---- PROVIDED DATA

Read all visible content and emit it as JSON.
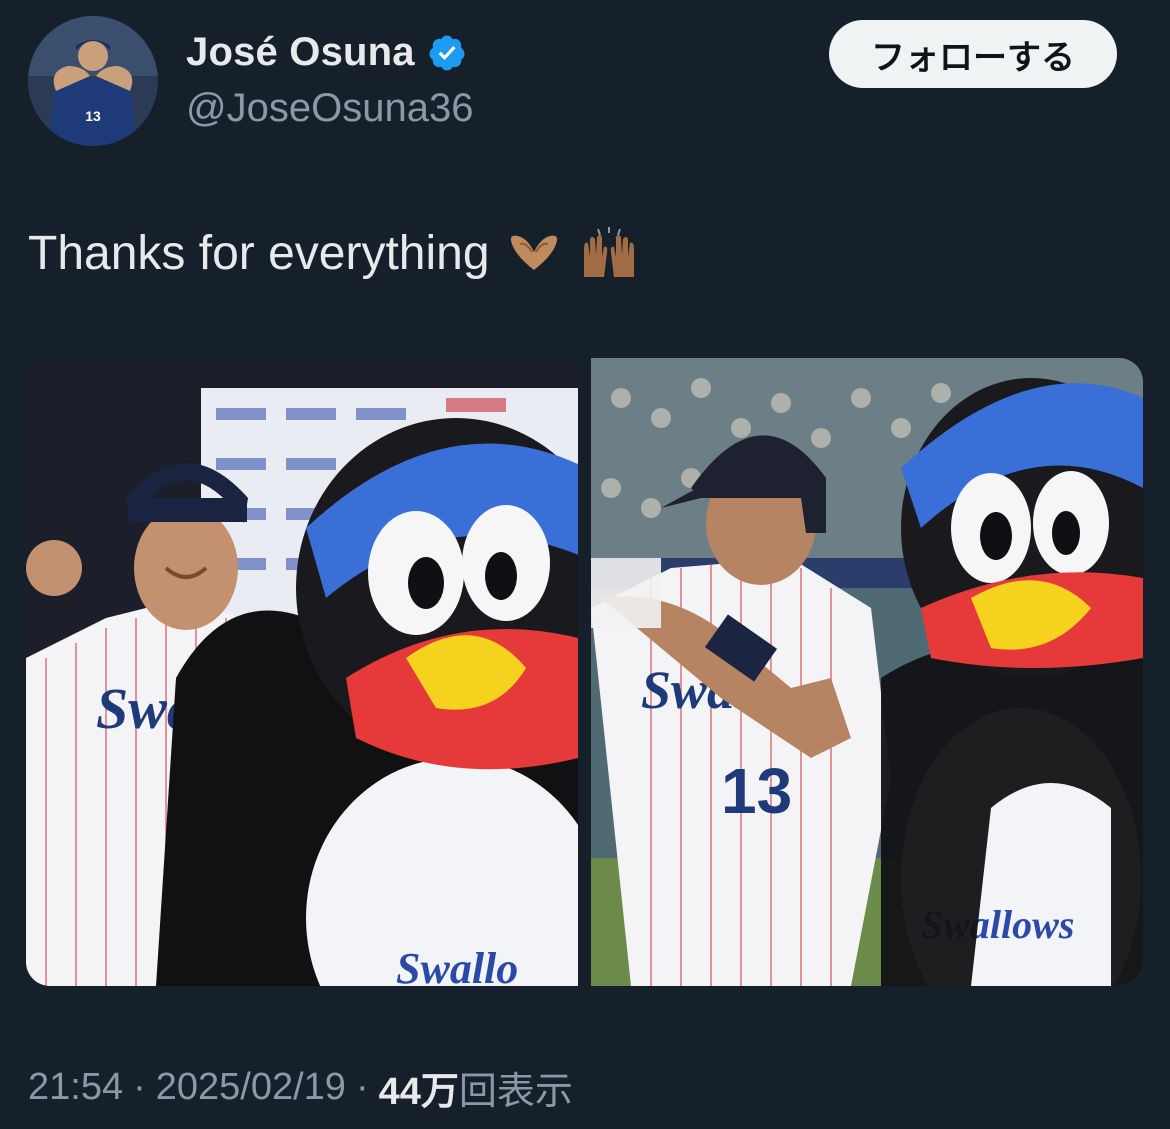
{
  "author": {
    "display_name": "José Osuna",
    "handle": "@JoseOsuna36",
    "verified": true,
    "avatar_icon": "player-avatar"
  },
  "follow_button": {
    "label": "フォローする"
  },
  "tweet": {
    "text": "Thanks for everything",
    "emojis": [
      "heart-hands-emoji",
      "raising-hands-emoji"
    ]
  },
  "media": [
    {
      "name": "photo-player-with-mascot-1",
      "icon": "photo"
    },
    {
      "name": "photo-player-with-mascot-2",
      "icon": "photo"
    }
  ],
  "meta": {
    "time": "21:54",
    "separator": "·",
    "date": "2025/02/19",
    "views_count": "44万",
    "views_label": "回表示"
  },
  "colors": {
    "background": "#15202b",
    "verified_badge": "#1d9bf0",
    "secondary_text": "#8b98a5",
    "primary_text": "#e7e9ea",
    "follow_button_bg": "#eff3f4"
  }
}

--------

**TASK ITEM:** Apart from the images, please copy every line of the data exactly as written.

**COMPLETED EXERCISE:**
Read all visible content and emit it as JSON.
{
  "author": {
    "display_name": "José Osuna",
    "handle": "@JoseOsuna36",
    "verified": true,
    "avatar_icon": "player-avatar"
  },
  "follow_button": {
    "label": "フォローする"
  },
  "tweet": {
    "text": "Thanks for everything",
    "emojis": [
      "heart-hands-emoji",
      "raising-hands-emoji"
    ]
  },
  "media": [
    {
      "name": "photo-player-with-mascot-1",
      "icon": "photo"
    },
    {
      "name": "photo-player-with-mascot-2",
      "icon": "photo"
    }
  ],
  "meta": {
    "time": "21:54",
    "separator": "·",
    "date": "2025/02/19",
    "views_count": "44万",
    "views_label": "回表示"
  },
  "colors": {
    "background": "#15202b",
    "verified_badge": "#1d9bf0",
    "secondary_text": "#8b98a5",
    "primary_text": "#e7e9ea",
    "follow_button_bg": "#eff3f4"
  }
}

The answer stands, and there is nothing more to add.